illustration by Bobby Casumbal
I'll never claim to have a rich understanding of finances. But this morning, while listening to NPR and eating my delicious yet financially indulgent (from a grocery point of view) Kashi breakfast cereal and drinking a nice cup of coffee, I was listening to the Marketplace Report. Their news? Either things are going to crash, or they're not. We just don't know.
During my semi-daily bout with procrastination today, I came upon this fine story. It's a great exposition of interest rates and inflation over the course of the last half-century, opposed to several market-indicating staples of the economy.

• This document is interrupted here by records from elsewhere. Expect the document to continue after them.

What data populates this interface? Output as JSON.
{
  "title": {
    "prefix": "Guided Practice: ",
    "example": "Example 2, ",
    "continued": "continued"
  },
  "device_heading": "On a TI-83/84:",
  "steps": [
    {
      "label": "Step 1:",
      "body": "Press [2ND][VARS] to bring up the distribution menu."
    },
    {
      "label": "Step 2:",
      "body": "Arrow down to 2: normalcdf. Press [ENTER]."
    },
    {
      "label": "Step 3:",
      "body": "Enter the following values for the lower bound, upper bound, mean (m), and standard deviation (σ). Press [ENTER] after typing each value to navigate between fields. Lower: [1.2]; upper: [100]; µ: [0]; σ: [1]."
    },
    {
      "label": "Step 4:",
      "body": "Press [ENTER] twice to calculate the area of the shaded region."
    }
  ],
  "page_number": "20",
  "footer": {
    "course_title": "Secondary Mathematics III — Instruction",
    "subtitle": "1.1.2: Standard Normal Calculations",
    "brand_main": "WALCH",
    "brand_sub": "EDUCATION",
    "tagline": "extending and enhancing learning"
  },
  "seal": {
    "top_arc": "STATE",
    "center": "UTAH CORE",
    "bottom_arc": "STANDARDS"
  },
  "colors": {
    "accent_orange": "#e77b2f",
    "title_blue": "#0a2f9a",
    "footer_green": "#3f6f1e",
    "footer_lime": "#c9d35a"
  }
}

For those among us who have been content to allow the market to flap in the breeze because they simply don't have enough market-based capital to care (like me), this helps to bring home the real consequences to ordinary folks--such as a nurse who can only count on a 3% annual raise--of flagging money value and the price of goods.
As borrowers and lenders regard each other with mutual wariness, things are drawing to a near stand-still. This is particularly evident in our declining manufacturing sector, where financing large capital investments has several positive ripple-effects: it keeps cash in circulation; requires the manufacture of durable industrial equipment (a sector that used to be reliably domestic); and finally, presages job growth and security in the one part of the economy that was once the cornerstone of the middle class.
This brings me to another grim observation: it's axiomatic by now that the middle class is shrinking. In part, that depends on your definition of "middle class." It has been a habit of our government (and I'll not single out the current administration here) to define that upwards.
Check out the following chart: I'm sorry if that's not easy to read; you can get a better look at if you click on the image, I think. I want to point out two subtle (maybe not-so-subtle) things about this chart.
First: 80% of taxpayers make less than 80,000 dollars per year. The graph itself underplays that fact by squishing them into only 1/3 of the total space. In order to see this graph as a true illustration of income spread, you need to read the top 20% as a single data point on the top line. In other words, according to income, anyone that makes more than 80,000 is firmly upper class.
Second: The "Bush tax cuts" shift the burden largely within that top 20%, with the lion's share borne by those making from 80-380,000 dollars. That in itself is absurd, given the marginal value of money. In what way is an income of 380,000 similar to an income of 80,000? It's a vast amount more. (For a primer on the marginal value of money, see here (in a post on social security).)
Even more perverse, however, is the fact that .2% of the shift will redound to the bottom 40%. Your taxes, relative to the rest of the country, will actually increase over the next 7 years if you make 25,000 or less. How's that for a kick in the teeth? Ever try living on less than 20,000? From experience, I can tell you that Top Ramen gets old pretty quick (though you can dress it up with a can of tuna).
Anyway, back to the "middle class." Bushco pushed these cuts as a middle class tax cut. And, if you make between 25-45,000, you'll eventually see a savings of .7% (relative to the rest of the country). But if you make $580,000 or more, you'll see a savings of 1.2%. Go figure.
But what really grinds my gears (thanks, Peter), is the way this regime treats everyone from the 60th to the 90th percentile pretty much uniformly. There is nothing similar between making 44,000 a year and making 117,000 a year. Nothing.
Also notable is how the percentiles bracket incomes: Folks who pull 44k are in the same bracket as those who pull nearly twice as much. Not only have real wages stagnated, but the curve of living standards have drifted to the right given that stagnation. A 44k income today is like a 30k income a decade ago. And right on down the line. A middle class standard of living has slid up the chart, while the true middle of the income curve in real dollars has slid down the chart.
Today's economic news presages more of the same.
Start with what the Bondad article tells us (you can check out bondad's site here for more analysis) about prices and inflation. Now put it up against this:
Philadelphia Federal Reserve Chair Charles Plosser said that we'll skirt a recession. On the other hand, San Francisco Fed Reserve Chair Janet Yellen is more pessimistic. So...
We just cut the inter-bank lending rate by 1/2 a percent. We're already near 50-year lows on that. There isn't much more room to maneuver. As bondad points out, the eyes of the Fed have been on "core" inflation (not focused on commodities, in other words). In the meantime, prices for everything I use have been going up. The only thing not on the rise is the value of the dollar and the real value of my wage.
Brother can you spare a dime?